The reports of the Prime Minister mulling over an extension for the government’s amnesty scheme are worrying and imply that the government is reluctant to admit mistakes and hence will not implement course corrections even when it is obvious one is needed. Official numbers for the amount of people that brought forward undeclared assets have not been released, nor has any value of assets brought into the tax net been announced, but there are whispers of a paltry sum recovered so far, meaning that as expected, the amnesty scheme has failed to deliver what the government had hoped for.

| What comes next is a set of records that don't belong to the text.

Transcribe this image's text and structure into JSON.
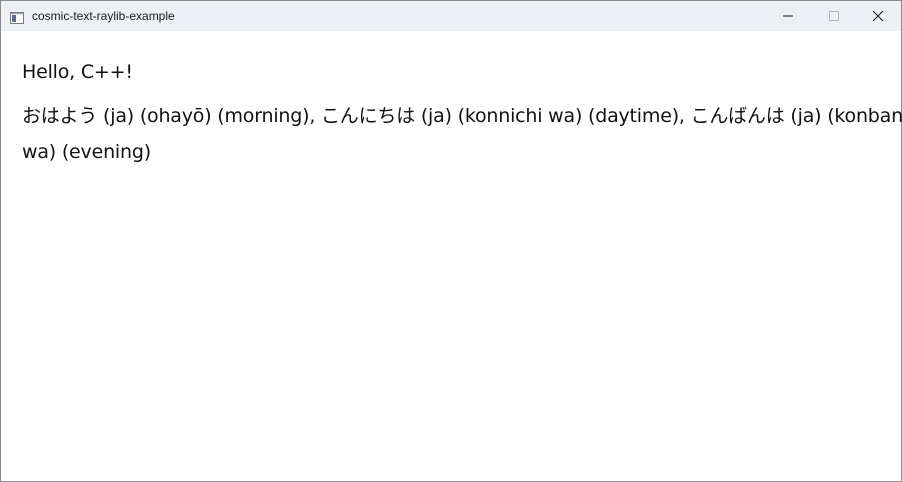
{
  "window": {
    "title": "cosmic-text-raylib-example"
  },
  "titlebar": {
    "icons": {
      "app": "app-window-icon",
      "minimize": "minimize-icon",
      "maximize": "maximize-icon",
      "close": "close-icon"
    }
  },
  "content": {
    "lines": [
      "Hello, C++!",
      "おはよう (ja) (ohayō) (morning), こんにちは (ja) (konnichi wa) (daytime), こんばんは (ja) (konban",
      "wa) (evening)"
    ]
  },
  "colors": {
    "titlebar_bg": "#eef0f5",
    "content_bg": "#ffffff",
    "text": "#111111"
  }
}
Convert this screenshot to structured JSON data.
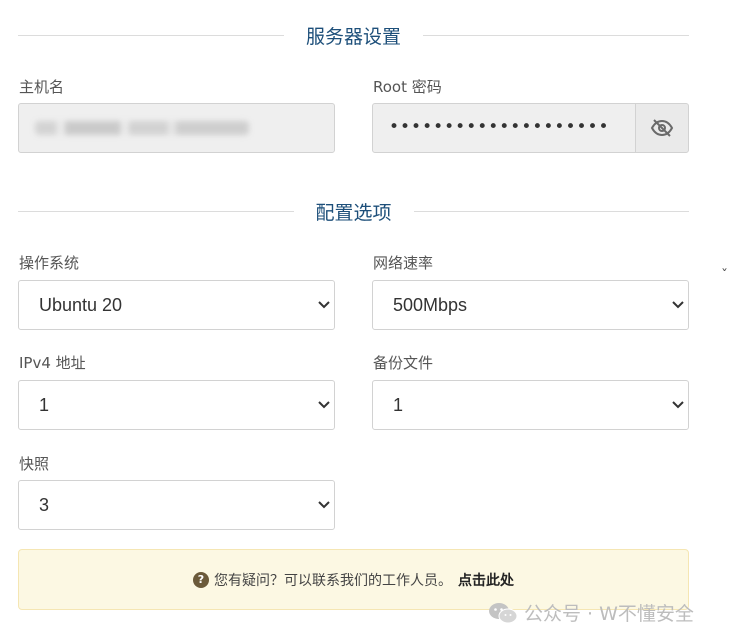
{
  "server_settings": {
    "title": "服务器设置",
    "hostname_label": "主机名",
    "root_password_label": "Root 密码",
    "root_password_value": "••••••••••••••••••••"
  },
  "config_options": {
    "title": "配置选项",
    "os_label": "操作系统",
    "os_value": "Ubuntu 20",
    "speed_label": "网络速率",
    "speed_value": "500Mbps",
    "ipv4_label": "IPv4 地址",
    "ipv4_value": "1",
    "backup_label": "备份文件",
    "backup_value": "1",
    "snapshot_label": "快照",
    "snapshot_value": "3"
  },
  "notice": {
    "icon": "question-circle-icon",
    "text": "您有疑问？可以联系我们的工作人员。",
    "link": "点击此处"
  },
  "watermark": {
    "text": "公众号 · W不懂安全",
    "icon": "wechat-icon"
  },
  "colors": {
    "section_title": "#1d4f7a",
    "notice_bg": "#fcf8e3"
  }
}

The Prime Minister’s announcement of considering an extension also came as a surprise as it seemed that this decision was made unilaterally, even when the International Monetary Fund has publicly stated that any extension would be a bad idea and would go against Pakistan’s case with the board at the international lending body. The Federal Board of Revenue stands on the same page; pragmatism from the tax collectors has led to a widespread belief that the government’s hopes of a windfall of asset declarations and taxes gathered as a result is misguided.

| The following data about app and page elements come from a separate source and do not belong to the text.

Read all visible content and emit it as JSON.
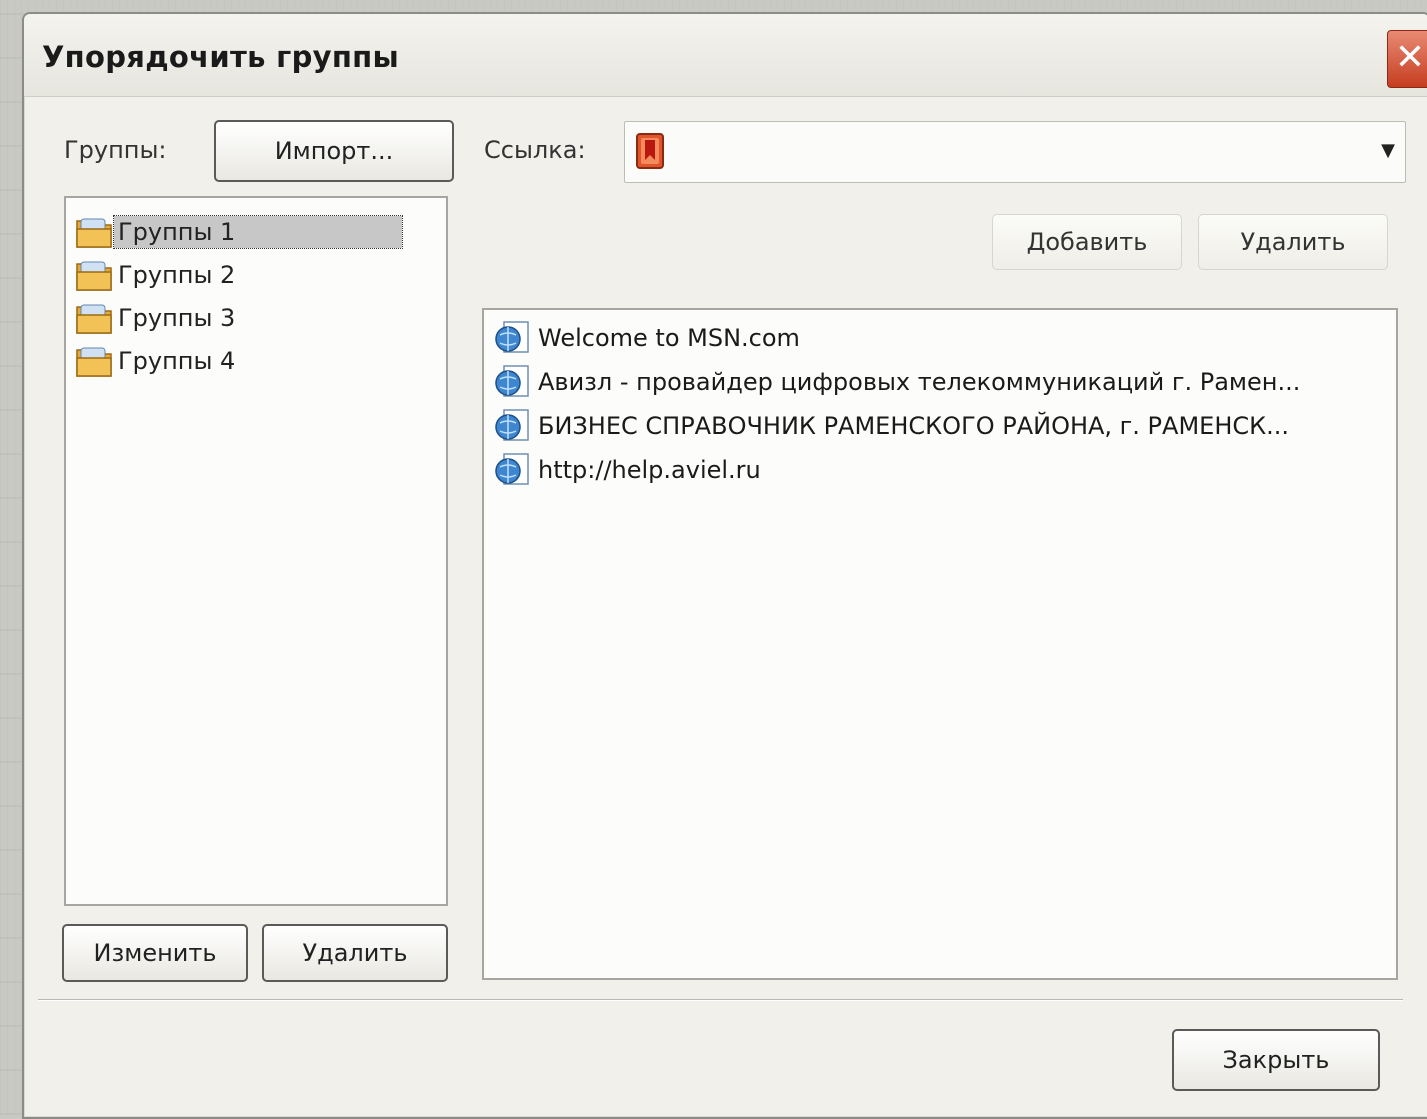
{
  "dialog": {
    "title": "Упорядочить группы",
    "close_symbol": "✕"
  },
  "groups": {
    "label": "Группы:",
    "import_label": "Импорт...",
    "items": [
      "Группы 1",
      "Группы 2",
      "Группы 3",
      "Группы 4"
    ],
    "selected_index": 0,
    "edit_label": "Изменить",
    "delete_label": "Удалить"
  },
  "link": {
    "label": "Ссылка:",
    "value": "",
    "add_label": "Добавить",
    "delete_label": "Удалить",
    "items": [
      "Welcome to MSN.com",
      "Авизл - провайдер цифровых телекоммуникаций г. Рамен...",
      "БИЗНЕС СПРАВОЧНИК РАМЕНСКОГО РАЙОНА, г. РАМЕНСК...",
      "http://help.aviel.ru"
    ]
  },
  "footer": {
    "close_label": "Закрыть"
  },
  "icons": {
    "folder": "folder-icon",
    "web_page": "web-page-icon",
    "bookmark": "bookmark-icon",
    "dropdown": "chevron-down-icon"
  },
  "colors": {
    "window_bg": "#f1f0ea",
    "close_button": "#c63d20",
    "selection": "#c7c7c7"
  }
}
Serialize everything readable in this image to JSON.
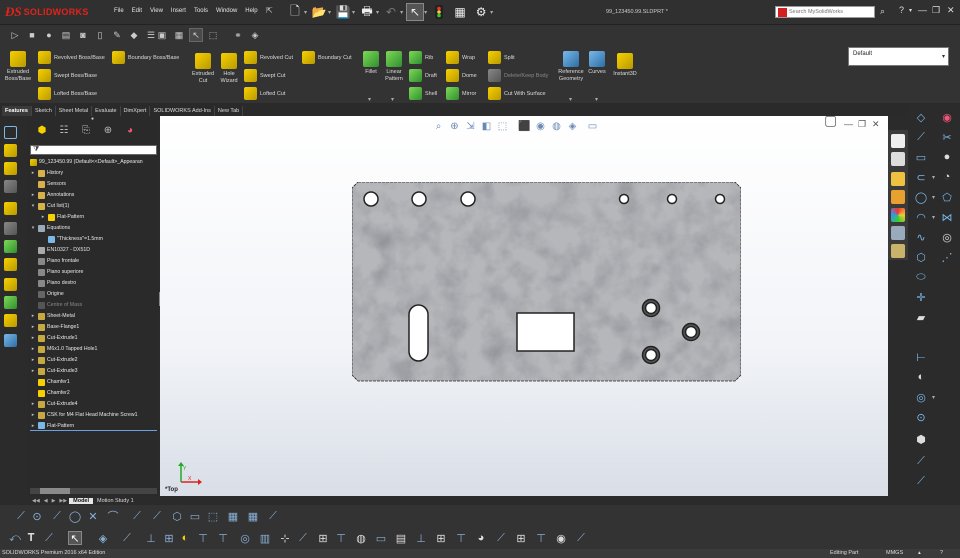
{
  "app": {
    "logo_text": "SOLIDWORKS",
    "document_title": "99_123450.99.SLDPRT *",
    "menu": [
      "File",
      "Edit",
      "View",
      "Insert",
      "Tools",
      "Window",
      "Help"
    ],
    "search_placeholder": "Search MySolidWorks"
  },
  "command_manager": {
    "features": {
      "extruded_boss": "Extruded Boss/Base",
      "revolved_boss": "Revolved Boss/Base",
      "swept_boss": "Swept Boss/Base",
      "lofted_boss": "Lofted Boss/Base",
      "boundary_boss": "Boundary Boss/Base",
      "extruded_cut": "Extruded Cut",
      "hole_wizard": "Hole Wizard",
      "revolved_cut": "Revolved Cut",
      "swept_cut": "Swept Cut",
      "lofted_cut": "Lofted Cut",
      "boundary_cut": "Boundary Cut",
      "fillet": "Fillet",
      "linear_pattern": "Linear Pattern",
      "rib": "Rib",
      "draft": "Draft",
      "shell": "Shell",
      "wrap": "Wrap",
      "dome": "Dome",
      "mirror": "Mirror",
      "split": "Split",
      "delete_keep_body": "Delete/Keep Body",
      "cut_with_surface": "Cut With Surface",
      "reference_geometry": "Reference Geometry",
      "curves": "Curves",
      "instant3d": "Instant3D"
    },
    "configuration": "Default"
  },
  "tabs": [
    "Features",
    "Sketch",
    "Sheet Metal",
    "Evaluate",
    "DimXpert",
    "SOLIDWORKS Add-Ins",
    "New Tab"
  ],
  "active_tab": "Features",
  "feature_tree": {
    "filter_icon": "filter-icon",
    "root": "99_123450.99  (Default<<Default>_Appearan",
    "nodes": [
      {
        "label": "History",
        "icon": "history-icon"
      },
      {
        "label": "Sensors",
        "icon": "sensor-icon"
      },
      {
        "label": "Annotations",
        "icon": "annotations-icon"
      },
      {
        "label": "Cut list(1)",
        "icon": "cutlist-icon"
      },
      {
        "label": "Flat-Pattern",
        "icon": "folder-icon"
      },
      {
        "label": "Equations",
        "icon": "equations-icon"
      },
      {
        "label": "\"Thickness\"=1.5mm",
        "icon": "equation-icon"
      },
      {
        "label": "EN10327 - DX51D",
        "icon": "material-icon"
      },
      {
        "label": "Piano frontale",
        "icon": "plane-icon"
      },
      {
        "label": "Piano superiore",
        "icon": "plane-icon"
      },
      {
        "label": "Piano destro",
        "icon": "plane-icon"
      },
      {
        "label": "Origine",
        "icon": "origin-icon"
      },
      {
        "label": "Centre of Mass",
        "icon": "com-icon"
      },
      {
        "label": "Sheet-Metal",
        "icon": "sheetmetal-icon"
      },
      {
        "label": "Base-Flange1",
        "icon": "flange-icon"
      },
      {
        "label": "Cut-Extrude1",
        "icon": "cut-icon"
      },
      {
        "label": "M6x1.0 Tapped Hole1",
        "icon": "hole-icon"
      },
      {
        "label": "Cut-Extrude2",
        "icon": "cut-icon"
      },
      {
        "label": "Cut-Extrude3",
        "icon": "cut-icon"
      },
      {
        "label": "Chamfer1",
        "icon": "chamfer-icon"
      },
      {
        "label": "Chamfer2",
        "icon": "chamfer-icon"
      },
      {
        "label": "Cut-Extrude4",
        "icon": "cut-icon"
      },
      {
        "label": "CSK for M4 Flat Head Machine Screw1",
        "icon": "hole-icon"
      },
      {
        "label": "Flat-Pattern",
        "icon": "flatpattern-icon"
      }
    ]
  },
  "viewport": {
    "view_label": "*Top",
    "triad_x": "X",
    "triad_y": "Y"
  },
  "model_tabs": [
    "Model",
    "Motion Study 1"
  ],
  "status": {
    "left": "SOLIDWORKS Premium 2016 x64 Edition",
    "mode": "Editing Part",
    "units": "MMGS"
  }
}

The unsurprising and inevitable failure of the amnesty scheme is not going to be rectified by extending the deadline. The problem with the amnesty scheme is not the time-frame – it is the scheme itself. The limited efficacy in cases around the world and the obvious marginal returns expected as a result of repeating this policy soon after an identical one preceded it just last year were all points raised against the idea, but the government went ahead with the plan anyway.

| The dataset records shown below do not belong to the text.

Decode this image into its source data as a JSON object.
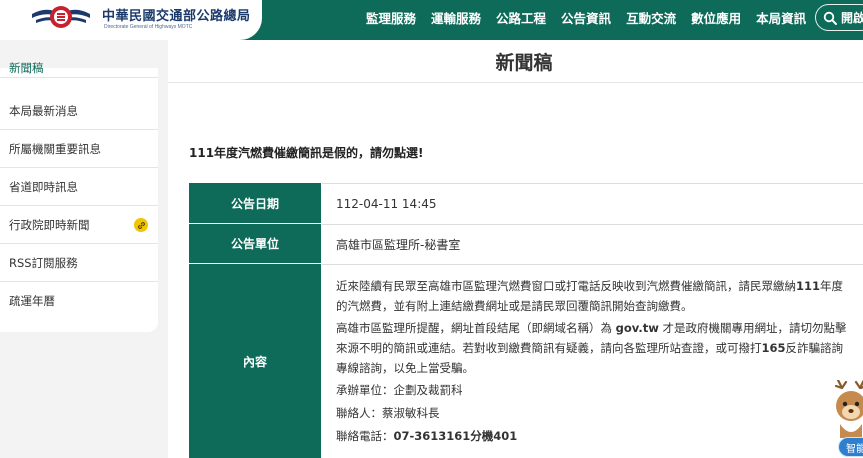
{
  "header": {
    "logo_title": "中華民國交通部公路總局",
    "logo_subtitle": "Directorate General of Highways MOTC",
    "nav": [
      "監理服務",
      "運輸服務",
      "公路工程",
      "公告資訊",
      "互動交流",
      "數位應用",
      "本局資訊"
    ],
    "search_label": "開啟"
  },
  "sidebar": {
    "items": [
      {
        "label": "新聞稿"
      },
      {
        "label": "本局最新消息"
      },
      {
        "label": "所屬機關重要訊息"
      },
      {
        "label": "省道即時訊息"
      },
      {
        "label": "行政院即時新聞"
      },
      {
        "label": "RSS訂閱服務"
      },
      {
        "label": "疏運年曆"
      }
    ]
  },
  "main": {
    "page_title": "新聞稿",
    "headline": "111年度汽燃費催繳簡訊是假的，請勿點選!",
    "table": {
      "date_label": "公告日期",
      "date_value": "112-04-11 14:45",
      "unit_label": "公告單位",
      "unit_value": "高雄市區監理所-秘書室",
      "content_label": "內容",
      "para1_a": "近來陸續有民眾至高雄市區監理汽燃費窗口或打電話反映收到汽燃費催繳簡訊，請民眾繳納",
      "para1_bold": "111",
      "para1_b": "年度的汽燃費，並有附上連結繳費網址或是請民眾回覆簡訊開始查詢繳費。",
      "para2_a": "高雄市區監理所提醒，網址首段結尾（即網域名稱）為 ",
      "para2_bold1": "gov.tw",
      "para2_b": " 才是政府機關專用網址，請切勿點擊來源不明的簡訊或連結。若對收到繳費簡訊有疑義，請向各監理所站查證，或可撥打",
      "para2_bold2": "165",
      "para2_c": "反詐騙諮詢專線諮詢，以免上當受騙。",
      "contact_unit": "承辦單位：企劃及裁罰科",
      "contact_person": "聯絡人：蔡淑敏科長",
      "contact_phone_label": "聯絡電話：",
      "contact_phone": "07-3613161分機401"
    }
  },
  "widget": {
    "chat_label": "智能"
  },
  "colors": {
    "brand_green": "#0e6b5a",
    "badge_yellow": "#f2c500",
    "chat_blue": "#2f7fcf"
  }
}
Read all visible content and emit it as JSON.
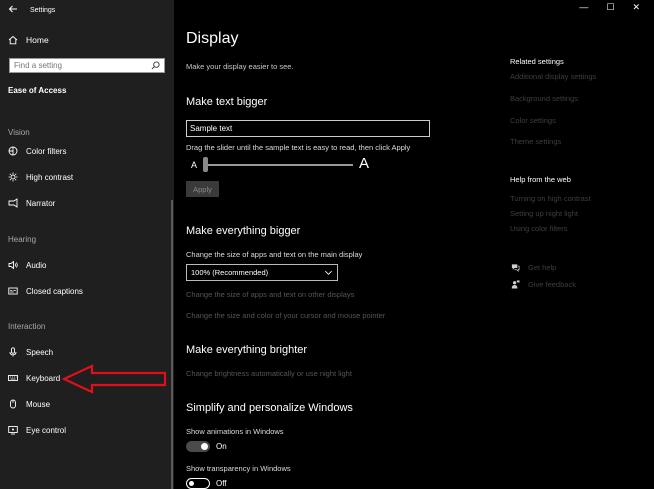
{
  "titlebar": {
    "app_title": "Settings",
    "minimize_glyph": "—",
    "maximize_glyph": "☐",
    "close_glyph": "✕"
  },
  "sidebar": {
    "home_label": "Home",
    "search_placeholder": "Find a setting",
    "section_title": "Ease of Access",
    "groups": [
      {
        "label": "Vision",
        "items": [
          {
            "label": "Color filters",
            "icon": "color-filters-icon"
          },
          {
            "label": "High contrast",
            "icon": "high-contrast-icon"
          },
          {
            "label": "Narrator",
            "icon": "narrator-icon"
          }
        ]
      },
      {
        "label": "Hearing",
        "items": [
          {
            "label": "Audio",
            "icon": "speaker-icon"
          },
          {
            "label": "Closed captions",
            "icon": "captions-icon"
          }
        ]
      },
      {
        "label": "Interaction",
        "items": [
          {
            "label": "Speech",
            "icon": "microphone-icon"
          },
          {
            "label": "Keyboard",
            "icon": "keyboard-icon"
          },
          {
            "label": "Mouse",
            "icon": "mouse-icon"
          },
          {
            "label": "Eye control",
            "icon": "eye-control-icon"
          }
        ]
      }
    ]
  },
  "main": {
    "title": "Display",
    "subtitle": "Make your display easier to see.",
    "text_bigger": {
      "heading": "Make text bigger",
      "sample_value": "Sample text",
      "instruction": "Drag the slider until the sample text is easy to read, then click Apply",
      "slider_small_label": "A",
      "slider_large_label": "A",
      "slider_level": 0,
      "apply_label": "Apply"
    },
    "everything_bigger": {
      "heading": "Make everything bigger",
      "label": "Change the size of apps and text on the main display",
      "selected_option": "100% (Recommended)",
      "link_other_displays": "Change the size of apps and text on other displays",
      "link_cursor": "Change the size and color of your cursor and mouse pointer"
    },
    "everything_brighter": {
      "heading": "Make everything brighter",
      "link": "Change brightness automatically or use night light"
    },
    "simplify": {
      "heading": "Simplify and personalize Windows",
      "animations_label": "Show animations in Windows",
      "animations_state": "On",
      "transparency_label": "Show transparency in Windows",
      "transparency_state": "Off"
    }
  },
  "related": {
    "heading": "Related settings",
    "links": [
      "Additional display settings",
      "Background settings",
      "Color settings",
      "Theme settings"
    ]
  },
  "help": {
    "heading": "Help from the web",
    "links": [
      "Turning on high contrast",
      "Setting up night light",
      "Using color filters"
    ],
    "get_help": "Get help",
    "give_feedback": "Give feedback"
  },
  "colors": {
    "annotation_arrow": "#e0101a",
    "background": "#000000",
    "sidebar": "#1f1f1f"
  }
}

This leads one to naturally question who is making key decisions regarding the economy. Is it the Prime Minister, or is the Financial Advisor and the new economic team set up by the government – none of which have come out in favour of an extension – really in charge? Or is it the IMF?Considering that the government heavily modeled this year’s budget on the IMF stipulations, does its stance on the subject not merit some more attention from those in power? Confusion and contradictions surround economic policy-making in the country, and if the PTI government does not get a handle on the situation soon, the damage wrought to the economy in the past ten months might be irreversible.